    These reections are followed by queries on mainstream development,post-development and alternatives to development. Mainstream develop-ment is increasingly caught on the horns of a dilemma between the aimsof human and social development, and the constraints of structuraladjustment and global monetarism represented by the international nancialinstitutions. It could be argued that in the 1990s, unlike the 1970s, the bighiatus no longer runs between mainstream and alternative development, butbetween human development and structural adjustment or, in other words,between two forms of mainstream development `New York' (UN) andthe `Washington consensus'. Post-development articulates meaningful sensi-bilities but does not have a future programme. The core problem posed inpost-development is the question of modernity: to be `for' or `against'modernity, however, is too simple a position. This article concludes with anargument on reexive development, a position developed as a corollary ofreexive modernity. There are dierent stages and arguably dierent kinds ofmodernity, and reexive development oers a critical negotiation of develop-ment, short of rejectionism.


    There are dierent ways of conceiving what alternative development is aboutand its role. It can be viewed as a roving critique of mainstream development,shifting in position as the latter shifts; as a loosely interconnected series ofalternative proposals and methodologies; or as an alternative developmentparadigm, implying a denite theoretical break with mainstream develop-ment. It can be viewed as concerned with local development, with alternativepractices on the ground, or as an overall institutional challenge, and part of aglobal alternative. In many discussions this question of the status and scopeof alternative development remains unsettled.

    An elementary distinction, following Sheth (1987), runs between structur-alist and normative approaches to development alternatives. Structuralistapproaches, such as dependency theory and the global Keynesian reformismof the new international economic order, emphasize macroeconomic change,whereas alternative development emphasizes agency, in the sense of people'scapacity to eect social change. In addition, dependency critiques of main-stream development do not usually question development per se but onlydependent development (or underdevelopment).

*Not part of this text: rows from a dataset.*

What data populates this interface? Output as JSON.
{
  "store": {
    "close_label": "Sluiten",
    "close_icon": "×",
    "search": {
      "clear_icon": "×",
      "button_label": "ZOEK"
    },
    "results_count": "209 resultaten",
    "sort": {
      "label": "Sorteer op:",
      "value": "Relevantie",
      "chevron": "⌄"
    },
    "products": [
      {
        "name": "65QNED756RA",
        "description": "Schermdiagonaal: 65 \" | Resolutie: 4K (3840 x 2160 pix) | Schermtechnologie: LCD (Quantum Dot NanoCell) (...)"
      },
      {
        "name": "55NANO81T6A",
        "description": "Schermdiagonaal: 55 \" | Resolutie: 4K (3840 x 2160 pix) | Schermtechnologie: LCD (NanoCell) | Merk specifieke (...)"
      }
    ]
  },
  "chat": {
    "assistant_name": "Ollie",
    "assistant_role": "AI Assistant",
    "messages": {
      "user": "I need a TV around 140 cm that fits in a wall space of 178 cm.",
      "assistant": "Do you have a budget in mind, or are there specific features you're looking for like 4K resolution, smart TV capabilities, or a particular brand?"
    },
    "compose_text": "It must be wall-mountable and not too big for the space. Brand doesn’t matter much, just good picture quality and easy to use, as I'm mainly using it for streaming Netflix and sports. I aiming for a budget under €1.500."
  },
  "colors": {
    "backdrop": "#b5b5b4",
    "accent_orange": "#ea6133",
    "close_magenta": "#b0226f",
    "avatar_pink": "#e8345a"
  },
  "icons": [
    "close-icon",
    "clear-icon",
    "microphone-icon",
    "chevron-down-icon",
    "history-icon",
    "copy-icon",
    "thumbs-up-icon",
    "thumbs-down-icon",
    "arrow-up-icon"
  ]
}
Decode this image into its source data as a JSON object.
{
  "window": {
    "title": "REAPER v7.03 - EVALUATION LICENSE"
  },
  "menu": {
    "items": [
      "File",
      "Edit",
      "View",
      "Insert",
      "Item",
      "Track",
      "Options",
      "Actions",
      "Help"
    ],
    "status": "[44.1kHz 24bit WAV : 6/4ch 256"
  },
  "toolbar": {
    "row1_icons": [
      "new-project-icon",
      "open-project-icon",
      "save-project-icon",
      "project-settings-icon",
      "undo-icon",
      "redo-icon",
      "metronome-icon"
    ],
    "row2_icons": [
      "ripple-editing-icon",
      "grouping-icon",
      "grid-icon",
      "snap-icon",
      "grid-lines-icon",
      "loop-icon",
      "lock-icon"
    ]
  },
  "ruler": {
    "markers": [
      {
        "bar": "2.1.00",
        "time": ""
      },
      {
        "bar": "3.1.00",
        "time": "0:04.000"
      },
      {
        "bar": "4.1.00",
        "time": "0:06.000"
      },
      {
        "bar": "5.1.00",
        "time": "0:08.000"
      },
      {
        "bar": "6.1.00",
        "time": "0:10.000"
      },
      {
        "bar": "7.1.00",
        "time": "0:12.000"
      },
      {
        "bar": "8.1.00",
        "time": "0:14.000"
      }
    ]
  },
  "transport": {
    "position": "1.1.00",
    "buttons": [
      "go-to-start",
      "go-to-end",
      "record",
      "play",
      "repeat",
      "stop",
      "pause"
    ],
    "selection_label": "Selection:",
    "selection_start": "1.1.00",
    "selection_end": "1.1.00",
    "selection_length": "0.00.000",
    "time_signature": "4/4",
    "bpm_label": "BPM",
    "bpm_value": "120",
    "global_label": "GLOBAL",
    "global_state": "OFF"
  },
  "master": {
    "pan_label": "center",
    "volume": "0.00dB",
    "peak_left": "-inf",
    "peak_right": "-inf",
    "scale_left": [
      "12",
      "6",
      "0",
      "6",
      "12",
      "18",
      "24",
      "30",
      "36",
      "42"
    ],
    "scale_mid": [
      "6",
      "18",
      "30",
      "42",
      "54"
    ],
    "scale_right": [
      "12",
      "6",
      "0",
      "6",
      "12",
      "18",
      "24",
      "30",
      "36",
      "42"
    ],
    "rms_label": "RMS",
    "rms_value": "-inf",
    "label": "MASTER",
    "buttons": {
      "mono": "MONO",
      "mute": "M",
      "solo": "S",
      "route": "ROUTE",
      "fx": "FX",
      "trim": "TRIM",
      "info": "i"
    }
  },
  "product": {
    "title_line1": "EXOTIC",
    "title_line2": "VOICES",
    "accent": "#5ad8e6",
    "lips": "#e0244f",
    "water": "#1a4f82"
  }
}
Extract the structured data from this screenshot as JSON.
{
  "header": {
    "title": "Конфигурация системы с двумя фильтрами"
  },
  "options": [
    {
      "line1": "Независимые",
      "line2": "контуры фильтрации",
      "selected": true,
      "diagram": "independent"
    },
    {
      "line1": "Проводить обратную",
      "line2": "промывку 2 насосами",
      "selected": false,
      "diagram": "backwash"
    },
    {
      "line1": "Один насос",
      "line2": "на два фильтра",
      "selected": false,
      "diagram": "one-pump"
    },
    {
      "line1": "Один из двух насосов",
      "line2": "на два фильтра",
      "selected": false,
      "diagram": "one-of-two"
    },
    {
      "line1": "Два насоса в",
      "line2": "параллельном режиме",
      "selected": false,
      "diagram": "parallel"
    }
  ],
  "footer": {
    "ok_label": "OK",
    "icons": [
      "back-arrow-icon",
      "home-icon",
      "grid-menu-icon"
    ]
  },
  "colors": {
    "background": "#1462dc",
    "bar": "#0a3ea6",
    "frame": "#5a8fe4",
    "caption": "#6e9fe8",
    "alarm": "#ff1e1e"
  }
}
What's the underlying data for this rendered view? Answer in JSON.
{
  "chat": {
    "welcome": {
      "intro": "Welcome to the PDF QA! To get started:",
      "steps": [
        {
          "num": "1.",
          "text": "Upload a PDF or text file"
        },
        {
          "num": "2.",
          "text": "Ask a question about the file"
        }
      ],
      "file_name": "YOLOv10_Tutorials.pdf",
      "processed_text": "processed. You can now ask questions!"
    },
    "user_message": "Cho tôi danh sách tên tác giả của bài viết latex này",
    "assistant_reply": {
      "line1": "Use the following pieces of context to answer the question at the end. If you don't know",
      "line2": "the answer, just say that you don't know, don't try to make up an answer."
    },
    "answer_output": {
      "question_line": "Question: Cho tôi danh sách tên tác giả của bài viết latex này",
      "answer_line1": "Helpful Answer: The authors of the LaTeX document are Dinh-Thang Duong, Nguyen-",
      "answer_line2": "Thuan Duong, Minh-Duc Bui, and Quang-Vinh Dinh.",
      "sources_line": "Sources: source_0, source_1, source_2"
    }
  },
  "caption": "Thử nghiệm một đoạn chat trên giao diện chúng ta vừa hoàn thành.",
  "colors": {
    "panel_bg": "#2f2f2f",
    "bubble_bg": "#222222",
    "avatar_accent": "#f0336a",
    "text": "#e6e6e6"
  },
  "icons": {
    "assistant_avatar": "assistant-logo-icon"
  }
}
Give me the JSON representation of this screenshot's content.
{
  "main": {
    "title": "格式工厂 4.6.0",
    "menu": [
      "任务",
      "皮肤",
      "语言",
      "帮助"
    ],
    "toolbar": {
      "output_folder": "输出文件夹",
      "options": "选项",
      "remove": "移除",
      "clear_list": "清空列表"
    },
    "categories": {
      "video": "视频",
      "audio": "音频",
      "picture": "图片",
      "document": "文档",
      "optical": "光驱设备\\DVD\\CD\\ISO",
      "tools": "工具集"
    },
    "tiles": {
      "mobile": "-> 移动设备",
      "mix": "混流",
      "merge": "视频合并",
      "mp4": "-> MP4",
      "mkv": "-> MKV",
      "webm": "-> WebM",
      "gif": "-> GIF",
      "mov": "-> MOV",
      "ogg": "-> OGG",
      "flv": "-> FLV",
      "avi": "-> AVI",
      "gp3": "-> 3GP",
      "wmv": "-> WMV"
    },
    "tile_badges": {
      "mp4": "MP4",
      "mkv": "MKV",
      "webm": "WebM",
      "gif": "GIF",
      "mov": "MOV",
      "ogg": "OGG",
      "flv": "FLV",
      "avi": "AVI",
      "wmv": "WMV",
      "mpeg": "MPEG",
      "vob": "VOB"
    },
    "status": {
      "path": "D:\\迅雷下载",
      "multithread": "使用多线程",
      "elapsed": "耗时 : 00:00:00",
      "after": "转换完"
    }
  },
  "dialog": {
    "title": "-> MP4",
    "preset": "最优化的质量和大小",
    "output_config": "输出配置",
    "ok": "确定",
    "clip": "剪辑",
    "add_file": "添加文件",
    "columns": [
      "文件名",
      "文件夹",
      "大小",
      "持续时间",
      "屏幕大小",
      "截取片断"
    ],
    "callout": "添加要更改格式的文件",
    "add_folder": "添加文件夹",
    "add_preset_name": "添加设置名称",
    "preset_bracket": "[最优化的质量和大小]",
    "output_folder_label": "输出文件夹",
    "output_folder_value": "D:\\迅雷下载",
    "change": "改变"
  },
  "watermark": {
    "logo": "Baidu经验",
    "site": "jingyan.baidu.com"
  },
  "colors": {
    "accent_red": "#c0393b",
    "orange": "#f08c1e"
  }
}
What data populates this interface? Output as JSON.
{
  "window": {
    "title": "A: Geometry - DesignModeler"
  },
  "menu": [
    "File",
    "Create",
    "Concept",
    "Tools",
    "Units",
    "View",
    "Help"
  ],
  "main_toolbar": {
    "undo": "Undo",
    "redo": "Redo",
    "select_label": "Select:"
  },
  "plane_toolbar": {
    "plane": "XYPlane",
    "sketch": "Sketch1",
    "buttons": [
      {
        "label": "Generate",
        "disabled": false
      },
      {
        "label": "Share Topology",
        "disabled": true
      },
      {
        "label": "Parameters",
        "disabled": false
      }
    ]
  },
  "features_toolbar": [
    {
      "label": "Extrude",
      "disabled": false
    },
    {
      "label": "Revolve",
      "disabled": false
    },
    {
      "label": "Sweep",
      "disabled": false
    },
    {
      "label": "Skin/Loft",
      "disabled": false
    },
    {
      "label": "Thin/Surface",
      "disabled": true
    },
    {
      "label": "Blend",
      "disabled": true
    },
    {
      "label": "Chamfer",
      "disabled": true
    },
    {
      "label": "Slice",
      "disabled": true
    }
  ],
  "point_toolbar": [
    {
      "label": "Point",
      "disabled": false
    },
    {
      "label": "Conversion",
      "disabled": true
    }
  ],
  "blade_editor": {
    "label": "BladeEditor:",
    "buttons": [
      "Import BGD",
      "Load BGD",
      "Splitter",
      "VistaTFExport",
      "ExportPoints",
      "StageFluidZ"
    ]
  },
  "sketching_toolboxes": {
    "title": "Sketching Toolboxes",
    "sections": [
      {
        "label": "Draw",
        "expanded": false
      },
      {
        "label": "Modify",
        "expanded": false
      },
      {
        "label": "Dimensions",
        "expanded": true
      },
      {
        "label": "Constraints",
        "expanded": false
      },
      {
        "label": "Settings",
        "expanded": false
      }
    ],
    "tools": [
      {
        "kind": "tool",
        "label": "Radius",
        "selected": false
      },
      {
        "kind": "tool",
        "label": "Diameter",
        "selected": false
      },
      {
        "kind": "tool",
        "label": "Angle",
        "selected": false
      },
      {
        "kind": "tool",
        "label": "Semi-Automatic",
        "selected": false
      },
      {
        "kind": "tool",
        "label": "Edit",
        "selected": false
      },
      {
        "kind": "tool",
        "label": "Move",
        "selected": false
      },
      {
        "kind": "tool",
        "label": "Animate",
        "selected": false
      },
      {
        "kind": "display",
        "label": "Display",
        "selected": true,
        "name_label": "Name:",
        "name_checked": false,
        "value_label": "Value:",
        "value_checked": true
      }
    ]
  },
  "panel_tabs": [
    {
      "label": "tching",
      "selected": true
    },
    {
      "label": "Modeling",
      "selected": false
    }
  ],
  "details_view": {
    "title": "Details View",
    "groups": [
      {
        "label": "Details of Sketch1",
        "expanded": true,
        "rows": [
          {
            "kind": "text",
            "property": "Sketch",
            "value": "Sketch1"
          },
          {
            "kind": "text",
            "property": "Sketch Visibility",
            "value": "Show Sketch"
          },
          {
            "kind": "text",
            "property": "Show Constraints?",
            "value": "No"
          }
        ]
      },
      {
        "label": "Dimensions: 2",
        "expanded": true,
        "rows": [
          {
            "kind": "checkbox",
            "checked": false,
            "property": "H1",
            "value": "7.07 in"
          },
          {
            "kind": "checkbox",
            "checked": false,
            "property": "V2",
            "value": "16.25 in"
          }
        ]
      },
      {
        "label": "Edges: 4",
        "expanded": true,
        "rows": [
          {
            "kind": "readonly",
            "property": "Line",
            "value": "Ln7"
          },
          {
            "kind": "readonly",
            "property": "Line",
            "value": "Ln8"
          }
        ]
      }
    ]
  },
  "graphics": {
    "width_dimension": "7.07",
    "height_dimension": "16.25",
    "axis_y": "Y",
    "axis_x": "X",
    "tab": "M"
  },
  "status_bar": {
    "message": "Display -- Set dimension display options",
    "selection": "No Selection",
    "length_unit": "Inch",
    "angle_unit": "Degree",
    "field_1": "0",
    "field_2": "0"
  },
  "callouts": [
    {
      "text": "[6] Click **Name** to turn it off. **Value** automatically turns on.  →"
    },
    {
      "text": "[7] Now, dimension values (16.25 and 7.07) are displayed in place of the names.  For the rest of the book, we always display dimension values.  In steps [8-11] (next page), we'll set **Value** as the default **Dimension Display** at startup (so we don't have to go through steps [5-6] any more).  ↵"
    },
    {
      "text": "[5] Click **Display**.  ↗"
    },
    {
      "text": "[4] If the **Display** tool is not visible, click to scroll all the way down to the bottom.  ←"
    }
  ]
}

    A basic question is whether alternative development is an alternative wayof achieving development, broadly sharing the same goals as mainstreamdevelopment but using dierent means, participatory and people-centred. Itwould seem this way if we consider the enormous increase of developmentfunds being channelled or rechannelled through NGOs during the past two

    Alternative, Post, and Reexive Development 345

    Copyright 2000. All rights reserved.

  • decades (which now exceed the total annual disbursements through the IMFand World Bank). This suggests ample peaceful coexistence and continuitybetween mainstream and alternative development. Yet the usual claim is that`alternative development' refers to an alternative model of development. Letus consider how this claim runs.

    In the 1970s dissatisfaction with mainstream development crystallized intoan alternative, people-centred approach. According to the 1975 report of theDag Hammarskjo ld Foundation, `What Now? Another Development',development should be: `geared to the satisfaction of needs', `endogenousand self-reliant' and `in harmony with the environment'. Whether this wasmeant to be an alternative practice of development apart from th